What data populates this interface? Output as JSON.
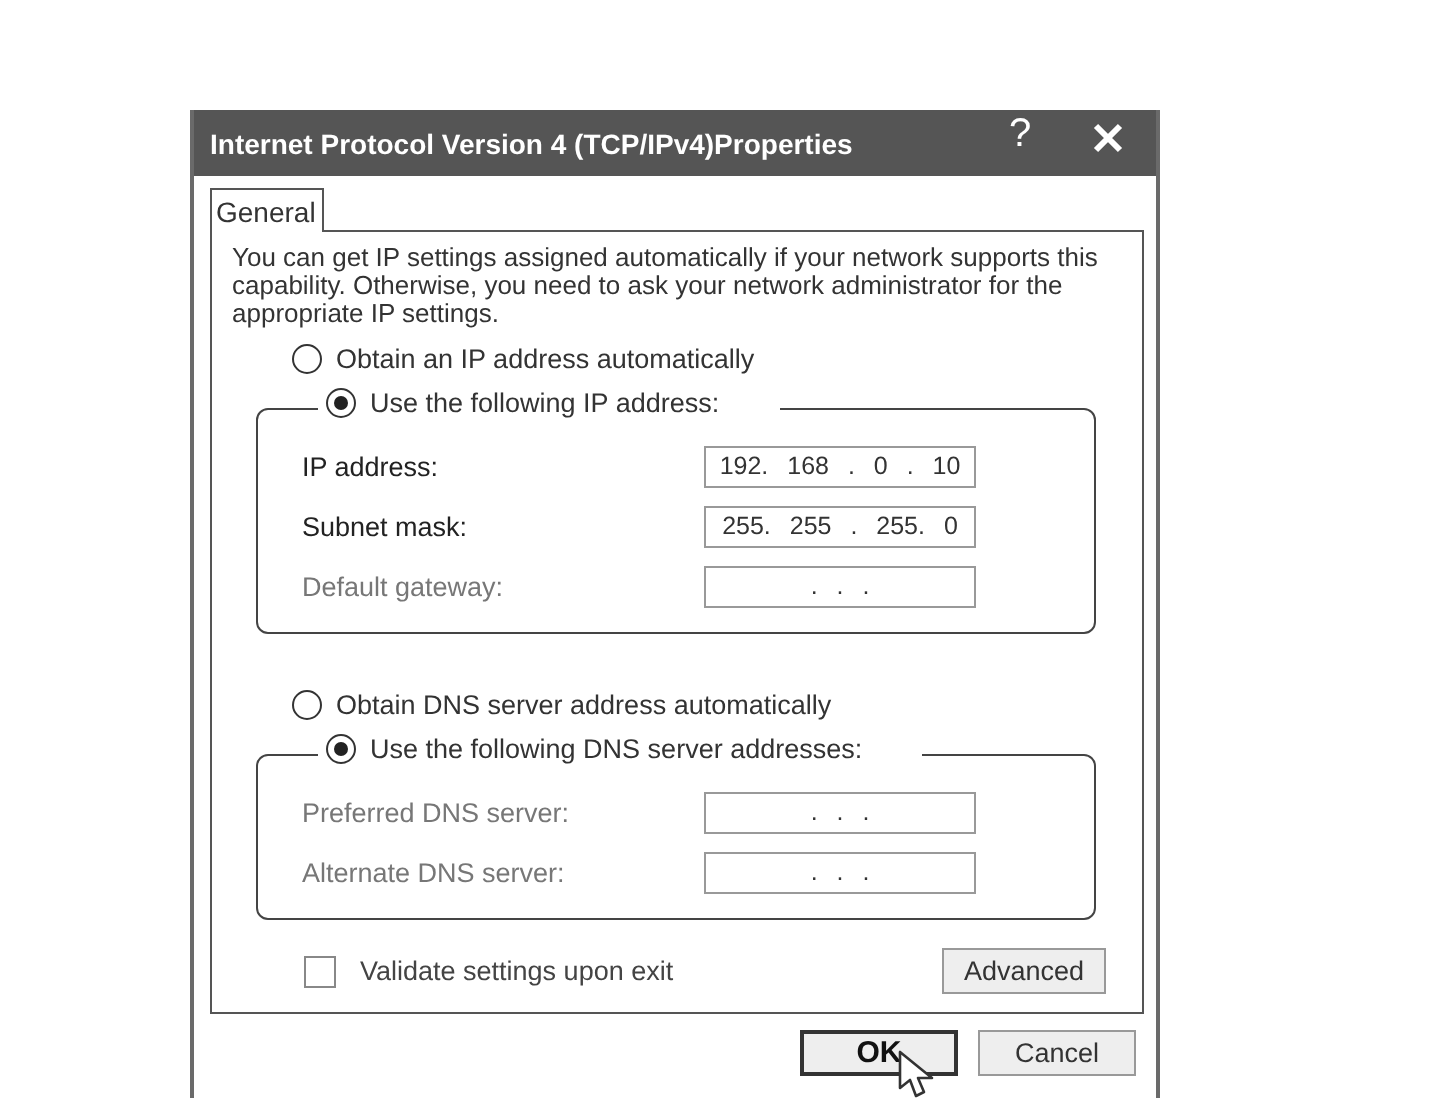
{
  "window": {
    "title": "Internet Protocol Version 4 (TCP/IPv4)Properties",
    "help_button": "?"
  },
  "tabs": [
    {
      "label": "General",
      "selected": true
    }
  ],
  "description": "You can get IP settings assigned automatically if your network supports this capability. Otherwise, you need to ask your network administrator for the appropriate IP settings.",
  "ip_mode": [
    {
      "label": "Obtain an IP address automatically",
      "selected": false
    },
    {
      "label": "Use the following IP address:",
      "selected": true
    }
  ],
  "ip_fields": [
    {
      "label": "IP address:",
      "value": "192. 168 . 0 . 10",
      "disabled": false
    },
    {
      "label": "Subnet mask:",
      "value": "255. 255 . 255. 0",
      "disabled": false
    },
    {
      "label": "Default gateway:",
      "value": ". . .",
      "disabled": true
    }
  ],
  "dns_mode": [
    {
      "label": "Obtain DNS  server address automatically",
      "selected": false
    },
    {
      "label": "Use the following DNS server addresses:",
      "selected": true
    }
  ],
  "dns_fields": [
    {
      "label": "Preferred DNS server:",
      "value": ". . .",
      "disabled": true
    },
    {
      "label": "Alternate DNS server:",
      "value": ". . .",
      "disabled": true
    }
  ],
  "validate": {
    "label": "Validate settings upon exit",
    "checked": false
  },
  "advanced_button": "Advanced",
  "buttons": [
    {
      "label": "OK",
      "default": true
    },
    {
      "label": "Cancel",
      "default": false
    }
  ]
}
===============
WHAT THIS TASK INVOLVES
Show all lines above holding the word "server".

WORKED SOLUTION
      "label": "Obtain DNS  server address automatically",
      "label": "Use the following DNS server addresses:",
      "label": "Preferred DNS server:",
      "label": "Alternate DNS server:",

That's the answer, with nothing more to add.